Look through the data below and, wherever a line carries the word "status", please copy that line.
━━━ EXTRACTED INFORMATION
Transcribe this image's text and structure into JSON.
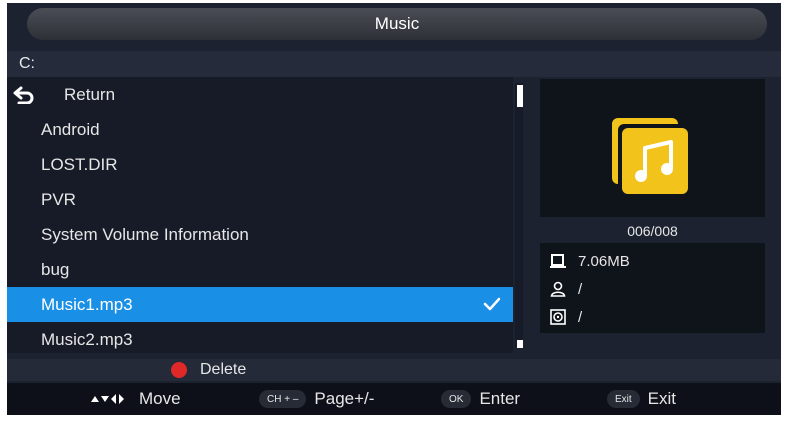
{
  "header": {
    "title": "Music"
  },
  "path": "C:",
  "file_list": [
    {
      "label": "Return",
      "type": "return"
    },
    {
      "label": "Android",
      "type": "folder"
    },
    {
      "label": "LOST.DIR",
      "type": "folder"
    },
    {
      "label": "PVR",
      "type": "folder"
    },
    {
      "label": "System Volume Information",
      "type": "folder"
    },
    {
      "label": "bug",
      "type": "folder"
    },
    {
      "label": "Music1.mp3",
      "type": "file",
      "selected": true
    },
    {
      "label": "Music2.mp3",
      "type": "file"
    }
  ],
  "preview": {
    "icon": "music-folder-icon",
    "counter": "006/008"
  },
  "info": {
    "size": "7.06MB",
    "artist": "/",
    "album": "/"
  },
  "delete_label": "Delete",
  "help_bar": {
    "move_label": "Move",
    "page_key": "CH + –",
    "page_label": "Page+/-",
    "ok_key": "OK",
    "enter_label": "Enter",
    "exit_key": "Exit",
    "exit_label": "Exit"
  },
  "colors": {
    "selection": "#1a8fe6",
    "accent_yellow": "#f2c31b",
    "delete_red": "#e02828"
  }
}
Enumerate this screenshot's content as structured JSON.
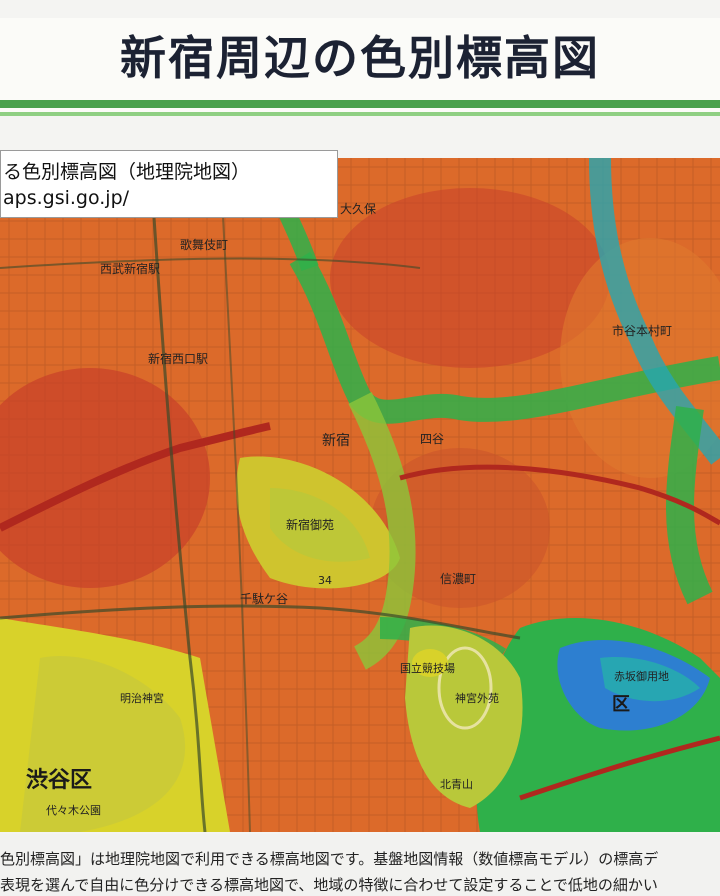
{
  "header": {
    "title": "新宿周辺の色別標高図"
  },
  "source": {
    "title": "る色別標高図（地理院地図）",
    "url": "aps.gsi.go.jp/"
  },
  "map": {
    "labels": {
      "shinjuku_nishiguchi": "新宿西口駅",
      "shinjuku": "新宿",
      "shinjuku_gyoen": "新宿御苑",
      "shibuya_ward": "渋谷区",
      "meiji_jingu": "明治神宮",
      "yoyogi_park": "代々木公園",
      "jingu_gaien": "神宮外苑",
      "kokuritsu": "国立競技場",
      "ichigaya": "市谷本村町",
      "akasaka": "赤坂御用地",
      "kita_aoyama": "北青山",
      "minato_ward": "区",
      "shinanomachi": "信濃町",
      "yotsuya": "四谷",
      "sendagaya": "千駄ケ谷",
      "kabukicho": "歌舞伎町",
      "okubo": "大久保",
      "seibu_shinjuku": "西武新宿駅",
      "route_num": "34"
    },
    "elevation_palette": [
      "#2d7fd0",
      "#27a6b2",
      "#2fb04a",
      "#8cc63a",
      "#d8d22a",
      "#e8a233",
      "#dc6a2a",
      "#c8402a",
      "#9e2a22"
    ]
  },
  "caption": {
    "line1": "色別標高図」は地理院地図で利用できる標高地図です。基盤地図情報（数値標高モデル）の標高デ",
    "line2": "表現を選んで自由に色分けできる標高地図で、地域の特徴に合わせて設定することで低地の細かい"
  }
}
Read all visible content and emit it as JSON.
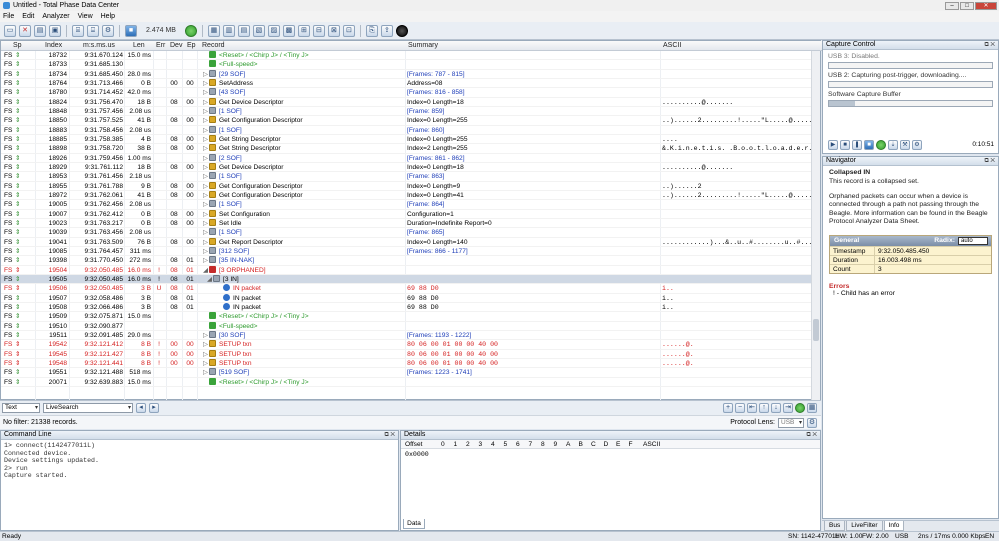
{
  "app": {
    "title": "Untitled - Total Phase Data Center"
  },
  "menu": [
    "File",
    "Edit",
    "Analyzer",
    "View",
    "Help"
  ],
  "toolbar": {
    "size_label": "2.474 MB"
  },
  "columns": [
    "Sp",
    "Index",
    "m:s.ms.us",
    "Len",
    "Err",
    "Dev",
    "Ep",
    "Record",
    "Summary",
    "ASCII"
  ],
  "rows": [
    {
      "fs": "FS",
      "index": "18732",
      "time": "9:31.670.124",
      "len": "15.0 ms",
      "err": "",
      "dev": "",
      "ep": "",
      "record": "<Reset> / <Chirp J> / <Tiny J>",
      "summary": "",
      "ascii": "",
      "kind": "green",
      "icon": "flag",
      "arrow": ""
    },
    {
      "fs": "FS",
      "index": "18733",
      "time": "9:31.685.130",
      "len": "",
      "err": "",
      "dev": "",
      "ep": "",
      "record": "<Full-speed>",
      "summary": "",
      "ascii": "",
      "kind": "green",
      "icon": "flag",
      "arrow": ""
    },
    {
      "fs": "FS",
      "index": "18734",
      "time": "9:31.685.450",
      "len": "28.0 ms",
      "err": "",
      "dev": "",
      "ep": "",
      "record": "[29 SOF]",
      "summary": "[Frames: 787 - 815]",
      "ascii": "",
      "kind": "blue",
      "icon": "sof",
      "arrow": "▷"
    },
    {
      "fs": "FS",
      "index": "18764",
      "time": "9:31.713.466",
      "len": "0 B",
      "err": "",
      "dev": "00",
      "ep": "00",
      "record": "SetAddress",
      "summary": "Address=08",
      "ascii": "",
      "kind": "",
      "icon": "pkt",
      "arrow": "▷"
    },
    {
      "fs": "FS",
      "index": "18780",
      "time": "9:31.714.452",
      "len": "42.0 ms",
      "err": "",
      "dev": "",
      "ep": "",
      "record": "[43 SOF]",
      "summary": "[Frames: 816 - 858]",
      "ascii": "",
      "kind": "blue",
      "icon": "sof",
      "arrow": "▷"
    },
    {
      "fs": "FS",
      "index": "18824",
      "time": "9:31.756.470",
      "len": "18 B",
      "err": "",
      "dev": "08",
      "ep": "00",
      "record": "Get Device Descriptor",
      "summary": "Index=0 Length=18",
      "ascii": "..........@.......",
      "kind": "",
      "icon": "pkt",
      "arrow": "▷"
    },
    {
      "fs": "FS",
      "index": "18848",
      "time": "9:31.757.456",
      "len": "2.08 us",
      "err": "",
      "dev": "",
      "ep": "",
      "record": "[1 SOF]",
      "summary": "[Frame: 859]",
      "ascii": "",
      "kind": "blue",
      "icon": "sof",
      "arrow": "▷"
    },
    {
      "fs": "FS",
      "index": "18850",
      "time": "9:31.757.525",
      "len": "41 B",
      "err": "",
      "dev": "08",
      "ep": "00",
      "record": "Get Configuration Descriptor",
      "summary": "Index=0 Length=255",
      "ascii": "..)......2.........!.....\"L.....@.....@..",
      "kind": "",
      "icon": "pkt",
      "arrow": "▷"
    },
    {
      "fs": "FS",
      "index": "18883",
      "time": "9:31.758.456",
      "len": "2.08 us",
      "err": "",
      "dev": "",
      "ep": "",
      "record": "[1 SOF]",
      "summary": "[Frame: 860]",
      "ascii": "",
      "kind": "blue",
      "icon": "sof",
      "arrow": "▷"
    },
    {
      "fs": "FS",
      "index": "18885",
      "time": "9:31.758.385",
      "len": "4 B",
      "err": "",
      "dev": "08",
      "ep": "00",
      "record": "Get String Descriptor",
      "summary": "Index=0 Length=255",
      "ascii": "....",
      "kind": "",
      "icon": "pkt",
      "arrow": "▷"
    },
    {
      "fs": "FS",
      "index": "18898",
      "time": "9:31.758.720",
      "len": "38 B",
      "err": "",
      "dev": "08",
      "ep": "00",
      "record": "Get String Descriptor",
      "summary": "Index=2 Length=255",
      "ascii": "&.K.i.n.e.t.i.s. .B.o.o.t.l.o.a.d.e.r.",
      "kind": "",
      "icon": "pkt",
      "arrow": "▷"
    },
    {
      "fs": "FS",
      "index": "18926",
      "time": "9:31.759.456",
      "len": "1.00 ms",
      "err": "",
      "dev": "",
      "ep": "",
      "record": "[2 SOF]",
      "summary": "[Frames: 861 - 862]",
      "ascii": "",
      "kind": "blue",
      "icon": "sof",
      "arrow": "▷"
    },
    {
      "fs": "FS",
      "index": "18929",
      "time": "9:31.761.112",
      "len": "18 B",
      "err": "",
      "dev": "08",
      "ep": "00",
      "record": "Get Device Descriptor",
      "summary": "Index=0 Length=18",
      "ascii": "..........@.......",
      "kind": "",
      "icon": "pkt",
      "arrow": "▷"
    },
    {
      "fs": "FS",
      "index": "18953",
      "time": "9:31.761.456",
      "len": "2.18 us",
      "err": "",
      "dev": "",
      "ep": "",
      "record": "[1 SOF]",
      "summary": "[Frame: 863]",
      "ascii": "",
      "kind": "blue",
      "icon": "sof",
      "arrow": "▷"
    },
    {
      "fs": "FS",
      "index": "18955",
      "time": "9:31.761.788",
      "len": "9 B",
      "err": "",
      "dev": "08",
      "ep": "00",
      "record": "Get Configuration Descriptor",
      "summary": "Index=0 Length=9",
      "ascii": "..)......2",
      "kind": "",
      "icon": "pkt",
      "arrow": "▷"
    },
    {
      "fs": "FS",
      "index": "18972",
      "time": "9:31.762.061",
      "len": "41 B",
      "err": "",
      "dev": "08",
      "ep": "00",
      "record": "Get Configuration Descriptor",
      "summary": "Index=0 Length=41",
      "ascii": "..)......2.........!.....\"L.....@.....@..",
      "kind": "",
      "icon": "pkt",
      "arrow": "▷"
    },
    {
      "fs": "FS",
      "index": "19005",
      "time": "9:31.762.456",
      "len": "2.08 us",
      "err": "",
      "dev": "",
      "ep": "",
      "record": "[1 SOF]",
      "summary": "[Frame: 864]",
      "ascii": "",
      "kind": "blue",
      "icon": "sof",
      "arrow": "▷"
    },
    {
      "fs": "FS",
      "index": "19007",
      "time": "9:31.762.412",
      "len": "0 B",
      "err": "",
      "dev": "08",
      "ep": "00",
      "record": "Set Configuration",
      "summary": "Configuration=1",
      "ascii": "",
      "kind": "",
      "icon": "pkt",
      "arrow": "▷"
    },
    {
      "fs": "FS",
      "index": "19023",
      "time": "9:31.763.217",
      "len": "0 B",
      "err": "",
      "dev": "08",
      "ep": "00",
      "record": "Set Idle",
      "summary": "Duration=Indefinite Report=0",
      "ascii": "",
      "kind": "",
      "icon": "pkt",
      "arrow": "▷"
    },
    {
      "fs": "FS",
      "index": "19039",
      "time": "9:31.763.456",
      "len": "2.08 us",
      "err": "",
      "dev": "",
      "ep": "",
      "record": "[1 SOF]",
      "summary": "[Frame: 865]",
      "ascii": "",
      "kind": "blue",
      "icon": "sof",
      "arrow": "▷"
    },
    {
      "fs": "FS",
      "index": "19041",
      "time": "9:31.763.509",
      "len": "76 B",
      "err": "",
      "dev": "08",
      "ep": "00",
      "record": "Get Report Descriptor",
      "summary": "Index=0 Length=140",
      "ascii": "............)...&..u..#........u..#......@...u..",
      "kind": "",
      "icon": "pkt",
      "arrow": "▷"
    },
    {
      "fs": "FS",
      "index": "19085",
      "time": "9:31.764.457",
      "len": "311 ms",
      "err": "",
      "dev": "",
      "ep": "",
      "record": "[312 SOF]",
      "summary": "[Frames: 866 - 1177]",
      "ascii": "",
      "kind": "blue",
      "icon": "sof",
      "arrow": "▷"
    },
    {
      "fs": "FS",
      "index": "19398",
      "time": "9:31.770.450",
      "len": "272 ms",
      "err": "",
      "dev": "08",
      "ep": "01",
      "record": "[35 IN-NAK]",
      "summary": "",
      "ascii": "",
      "kind": "blue",
      "icon": "sof",
      "arrow": "▷"
    },
    {
      "fs": "FS",
      "index": "19504",
      "time": "9:32.050.485",
      "len": "16.0 ms",
      "err": "!",
      "dev": "08",
      "ep": "01",
      "record": "[3 ORPHANED]",
      "summary": "",
      "ascii": "",
      "kind": "err",
      "icon": "err",
      "arrow": "◢"
    },
    {
      "fs": "FS",
      "index": "19505",
      "time": "9:32.050.485",
      "len": "16.0 ms",
      "err": "!",
      "dev": "08",
      "ep": "01",
      "record": "[3 IN]",
      "summary": "",
      "ascii": "",
      "kind": "sel",
      "icon": "sof",
      "arrow": "◢"
    },
    {
      "fs": "FS",
      "index": "19506",
      "time": "9:32.050.485",
      "len": "3 B",
      "err": "U",
      "dev": "08",
      "ep": "01",
      "record": "IN packet",
      "summary": "69 88 D0",
      "ascii": "i..",
      "kind": "err",
      "icon": "in",
      "arrow": ""
    },
    {
      "fs": "FS",
      "index": "19507",
      "time": "9:32.058.486",
      "len": "3 B",
      "err": "",
      "dev": "08",
      "ep": "01",
      "record": "IN packet",
      "summary": "69 88 D0",
      "ascii": "i..",
      "kind": "",
      "icon": "in",
      "arrow": ""
    },
    {
      "fs": "FS",
      "index": "19508",
      "time": "9:32.066.486",
      "len": "3 B",
      "err": "",
      "dev": "08",
      "ep": "01",
      "record": "IN packet",
      "summary": "69 88 D0",
      "ascii": "i..",
      "kind": "",
      "icon": "in",
      "arrow": ""
    },
    {
      "fs": "FS",
      "index": "19509",
      "time": "9:32.075.871",
      "len": "15.0 ms",
      "err": "",
      "dev": "",
      "ep": "",
      "record": "<Reset> / <Chirp J> / <Tiny J>",
      "summary": "",
      "ascii": "",
      "kind": "green",
      "icon": "flag",
      "arrow": ""
    },
    {
      "fs": "FS",
      "index": "19510",
      "time": "9:32.090.877",
      "len": "",
      "err": "",
      "dev": "",
      "ep": "",
      "record": "<Full-speed>",
      "summary": "",
      "ascii": "",
      "kind": "green",
      "icon": "flag",
      "arrow": ""
    },
    {
      "fs": "FS",
      "index": "19511",
      "time": "9:32.091.485",
      "len": "29.0 ms",
      "err": "",
      "dev": "",
      "ep": "",
      "record": "[30 SOF]",
      "summary": "[Frames: 1193 - 1222]",
      "ascii": "",
      "kind": "blue",
      "icon": "sof",
      "arrow": "▷"
    },
    {
      "fs": "FS",
      "index": "19542",
      "time": "9:32.121.412",
      "len": "8 B",
      "err": "!",
      "dev": "00",
      "ep": "00",
      "record": "SETUP txn",
      "summary": "80 06 00 01 00 00 40 00",
      "ascii": "......@.",
      "kind": "err",
      "icon": "pkt",
      "arrow": "▷"
    },
    {
      "fs": "FS",
      "index": "19545",
      "time": "9:32.121.427",
      "len": "8 B",
      "err": "!",
      "dev": "00",
      "ep": "00",
      "record": "SETUP txn",
      "summary": "80 06 00 01 00 00 40 00",
      "ascii": "......@.",
      "kind": "err",
      "icon": "pkt",
      "arrow": "▷"
    },
    {
      "fs": "FS",
      "index": "19548",
      "time": "9:32.121.441",
      "len": "8 B",
      "err": "!",
      "dev": "00",
      "ep": "00",
      "record": "SETUP txn",
      "summary": "80 06 00 01 00 00 40 00",
      "ascii": "......@.",
      "kind": "err",
      "icon": "pkt",
      "arrow": "▷"
    },
    {
      "fs": "FS",
      "index": "19551",
      "time": "9:32.121.488",
      "len": "518 ms",
      "err": "",
      "dev": "",
      "ep": "",
      "record": "[519 SOF]",
      "summary": "[Frames: 1223 - 1741]",
      "ascii": "",
      "kind": "blue",
      "icon": "sof",
      "arrow": "▷"
    },
    {
      "fs": "FS",
      "index": "20071",
      "time": "9:32.639.883",
      "len": "15.0 ms",
      "err": "",
      "dev": "",
      "ep": "",
      "record": "<Reset> / <Chirp J> / <Tiny J>",
      "summary": "",
      "ascii": "",
      "kind": "green",
      "icon": "flag",
      "arrow": ""
    }
  ],
  "filter": {
    "mode": "Text",
    "search": "LiveSearch",
    "status": "No filter: 21338 records.",
    "protocol_label": "Protocol Lens:",
    "protocol_value": "USB"
  },
  "command": {
    "title": "Command Line",
    "lines": [
      "1> connect(1142477011L)",
      "Connected device.",
      "Device settings updated.",
      "2> run",
      "Capture started."
    ]
  },
  "details": {
    "title": "Details",
    "offset_label": "Offset",
    "cols": [
      "0",
      "1",
      "2",
      "3",
      "4",
      "5",
      "6",
      "7",
      "8",
      "9",
      "A",
      "B",
      "C",
      "D",
      "E",
      "F"
    ],
    "ascii_label": "ASCII",
    "first_offset": "0x0000",
    "tab": "Data"
  },
  "capture": {
    "title": "Capture Control",
    "usb3": "USB 3: Disabled.",
    "usb2": "USB 2: Capturing post-trigger, downloading....",
    "buffer": "Software Capture Buffer",
    "time": "0:10:51",
    "usb2_progress": 0,
    "buffer_progress": 0.16
  },
  "navigator": {
    "title": "Navigator",
    "heading": "Collapsed IN",
    "line1": "This record is a collapsed set.",
    "para": "Orphaned packets can occur when a device is connected through a path not passing through the Beagle. More information can be found in the Beagle Protocol Analyzer Data Sheet.",
    "general": "General",
    "radix_label": "Radix:",
    "radix_value": "auto",
    "props": [
      {
        "k": "Timestamp",
        "v": "9:32.050.485.450"
      },
      {
        "k": "Duration",
        "v": "16.003.498 ms"
      },
      {
        "k": "Count",
        "v": "3"
      }
    ],
    "errors_title": "Errors",
    "errors": [
      "! - Child has an error"
    ],
    "tabs": [
      "Bus",
      "LiveFilter",
      "Info"
    ]
  },
  "status": {
    "left": "Ready",
    "sn": "SN: 1142-477011",
    "hw": "HW: 1.00",
    "fw": "FW: 2.00",
    "bus": "USB",
    "rate": "2ns / 17ms  0.000 Kbps",
    "lang": "EN"
  }
}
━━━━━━
▶ [OUTPUT FOR THIS TASK]
    "status": "No filter: 21338 records.",
  "status": {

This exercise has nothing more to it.